**ACTIVITY**
This exercise calls for every line of the data below with the string "number" in it.

□ □ □ □ □

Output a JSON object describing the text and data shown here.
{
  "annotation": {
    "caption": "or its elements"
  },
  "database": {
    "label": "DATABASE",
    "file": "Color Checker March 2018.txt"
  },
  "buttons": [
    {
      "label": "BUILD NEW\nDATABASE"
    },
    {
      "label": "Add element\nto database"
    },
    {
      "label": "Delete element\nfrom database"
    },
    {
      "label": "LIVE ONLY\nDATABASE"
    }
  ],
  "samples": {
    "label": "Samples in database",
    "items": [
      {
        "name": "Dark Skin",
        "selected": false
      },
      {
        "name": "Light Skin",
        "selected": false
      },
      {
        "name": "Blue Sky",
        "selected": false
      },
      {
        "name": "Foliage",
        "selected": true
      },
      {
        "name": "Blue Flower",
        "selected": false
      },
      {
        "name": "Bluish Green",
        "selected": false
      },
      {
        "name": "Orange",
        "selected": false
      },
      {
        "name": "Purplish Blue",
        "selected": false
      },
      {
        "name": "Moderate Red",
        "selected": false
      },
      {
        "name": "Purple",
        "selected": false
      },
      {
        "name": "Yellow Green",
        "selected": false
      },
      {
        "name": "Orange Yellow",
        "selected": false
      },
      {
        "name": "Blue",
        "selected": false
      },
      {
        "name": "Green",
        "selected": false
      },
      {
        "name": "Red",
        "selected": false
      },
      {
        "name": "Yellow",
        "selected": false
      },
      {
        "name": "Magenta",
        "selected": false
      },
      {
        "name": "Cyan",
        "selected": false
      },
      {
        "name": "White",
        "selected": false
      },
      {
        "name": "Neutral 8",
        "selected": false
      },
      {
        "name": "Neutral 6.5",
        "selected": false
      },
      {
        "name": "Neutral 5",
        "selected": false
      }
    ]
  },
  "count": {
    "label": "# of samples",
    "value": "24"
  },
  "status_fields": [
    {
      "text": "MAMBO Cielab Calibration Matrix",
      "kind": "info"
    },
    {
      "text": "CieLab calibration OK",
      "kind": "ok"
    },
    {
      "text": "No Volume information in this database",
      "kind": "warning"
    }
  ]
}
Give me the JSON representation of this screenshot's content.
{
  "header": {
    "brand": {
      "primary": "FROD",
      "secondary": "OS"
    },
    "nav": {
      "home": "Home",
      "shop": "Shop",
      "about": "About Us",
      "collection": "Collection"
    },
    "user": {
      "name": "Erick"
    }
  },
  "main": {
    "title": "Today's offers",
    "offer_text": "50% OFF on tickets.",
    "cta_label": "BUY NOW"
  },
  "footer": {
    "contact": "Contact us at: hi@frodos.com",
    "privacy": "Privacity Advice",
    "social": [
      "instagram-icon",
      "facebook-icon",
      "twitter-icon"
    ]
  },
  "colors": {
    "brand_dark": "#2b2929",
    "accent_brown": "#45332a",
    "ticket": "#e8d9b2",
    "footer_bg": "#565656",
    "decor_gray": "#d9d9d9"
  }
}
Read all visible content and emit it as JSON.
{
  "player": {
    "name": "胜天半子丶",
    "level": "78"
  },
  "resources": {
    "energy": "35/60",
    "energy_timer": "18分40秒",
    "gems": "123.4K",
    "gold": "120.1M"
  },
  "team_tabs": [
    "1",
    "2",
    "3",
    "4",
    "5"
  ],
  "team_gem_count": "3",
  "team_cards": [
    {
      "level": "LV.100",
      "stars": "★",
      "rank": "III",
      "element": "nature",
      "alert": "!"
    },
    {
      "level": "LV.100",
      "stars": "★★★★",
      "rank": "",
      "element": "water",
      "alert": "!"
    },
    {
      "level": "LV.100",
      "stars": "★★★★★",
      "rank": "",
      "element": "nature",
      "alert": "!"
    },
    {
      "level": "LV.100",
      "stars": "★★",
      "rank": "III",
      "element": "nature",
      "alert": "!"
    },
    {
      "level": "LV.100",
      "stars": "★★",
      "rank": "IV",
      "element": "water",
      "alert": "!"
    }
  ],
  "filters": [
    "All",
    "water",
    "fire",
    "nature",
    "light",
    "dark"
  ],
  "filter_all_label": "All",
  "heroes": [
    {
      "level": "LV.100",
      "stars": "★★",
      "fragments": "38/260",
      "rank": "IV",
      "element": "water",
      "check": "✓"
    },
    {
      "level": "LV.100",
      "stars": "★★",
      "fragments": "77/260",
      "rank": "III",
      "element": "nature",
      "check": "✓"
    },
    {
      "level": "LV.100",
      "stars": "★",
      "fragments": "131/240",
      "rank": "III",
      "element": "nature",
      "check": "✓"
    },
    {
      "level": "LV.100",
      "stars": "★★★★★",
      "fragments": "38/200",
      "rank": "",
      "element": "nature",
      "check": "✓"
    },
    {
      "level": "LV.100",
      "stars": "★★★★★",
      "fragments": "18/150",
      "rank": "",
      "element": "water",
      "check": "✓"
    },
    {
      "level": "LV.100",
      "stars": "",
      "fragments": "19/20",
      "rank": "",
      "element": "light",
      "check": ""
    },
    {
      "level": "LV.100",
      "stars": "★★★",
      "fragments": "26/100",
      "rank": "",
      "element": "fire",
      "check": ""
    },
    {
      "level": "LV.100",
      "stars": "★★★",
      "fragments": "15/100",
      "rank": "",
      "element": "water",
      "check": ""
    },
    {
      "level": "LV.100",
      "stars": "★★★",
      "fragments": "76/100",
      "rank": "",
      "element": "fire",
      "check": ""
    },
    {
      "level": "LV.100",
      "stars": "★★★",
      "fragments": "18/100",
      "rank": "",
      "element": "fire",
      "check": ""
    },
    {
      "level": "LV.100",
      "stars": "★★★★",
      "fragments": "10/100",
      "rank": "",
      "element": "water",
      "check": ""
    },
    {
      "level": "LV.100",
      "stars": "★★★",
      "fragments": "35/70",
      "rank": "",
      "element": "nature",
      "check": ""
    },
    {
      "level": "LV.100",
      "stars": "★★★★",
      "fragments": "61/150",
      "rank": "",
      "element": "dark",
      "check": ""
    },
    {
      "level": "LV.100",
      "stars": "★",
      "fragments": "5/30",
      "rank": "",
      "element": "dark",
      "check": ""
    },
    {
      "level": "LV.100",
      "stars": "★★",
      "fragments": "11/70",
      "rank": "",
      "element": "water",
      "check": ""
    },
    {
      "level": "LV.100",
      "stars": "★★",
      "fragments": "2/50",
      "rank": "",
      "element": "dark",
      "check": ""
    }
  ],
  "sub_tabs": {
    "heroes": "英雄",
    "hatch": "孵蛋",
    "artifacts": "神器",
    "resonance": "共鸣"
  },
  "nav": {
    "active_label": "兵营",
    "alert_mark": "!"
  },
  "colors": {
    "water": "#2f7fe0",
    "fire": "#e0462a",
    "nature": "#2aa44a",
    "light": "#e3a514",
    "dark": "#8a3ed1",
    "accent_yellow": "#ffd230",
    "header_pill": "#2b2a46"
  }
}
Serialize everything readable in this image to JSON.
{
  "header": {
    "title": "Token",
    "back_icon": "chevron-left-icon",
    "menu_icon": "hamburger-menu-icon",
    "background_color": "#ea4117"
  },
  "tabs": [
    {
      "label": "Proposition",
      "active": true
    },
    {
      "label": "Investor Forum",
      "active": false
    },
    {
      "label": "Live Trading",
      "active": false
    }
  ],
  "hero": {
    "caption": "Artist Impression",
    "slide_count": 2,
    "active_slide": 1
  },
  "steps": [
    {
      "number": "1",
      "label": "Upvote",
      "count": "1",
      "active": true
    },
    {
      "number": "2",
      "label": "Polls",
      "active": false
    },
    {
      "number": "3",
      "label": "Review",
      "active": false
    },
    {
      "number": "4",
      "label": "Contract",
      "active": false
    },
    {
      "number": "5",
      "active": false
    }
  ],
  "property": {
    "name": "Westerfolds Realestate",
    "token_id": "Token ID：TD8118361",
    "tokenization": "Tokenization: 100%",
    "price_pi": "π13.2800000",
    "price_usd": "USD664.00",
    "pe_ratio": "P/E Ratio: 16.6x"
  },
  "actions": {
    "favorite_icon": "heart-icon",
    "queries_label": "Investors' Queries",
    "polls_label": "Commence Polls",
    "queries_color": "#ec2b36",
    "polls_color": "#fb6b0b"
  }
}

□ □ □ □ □

**TASK ANSWER**
      "number": "1",
      "number": "2",
      "number": "3",
      "number": "4",
      "number": "5",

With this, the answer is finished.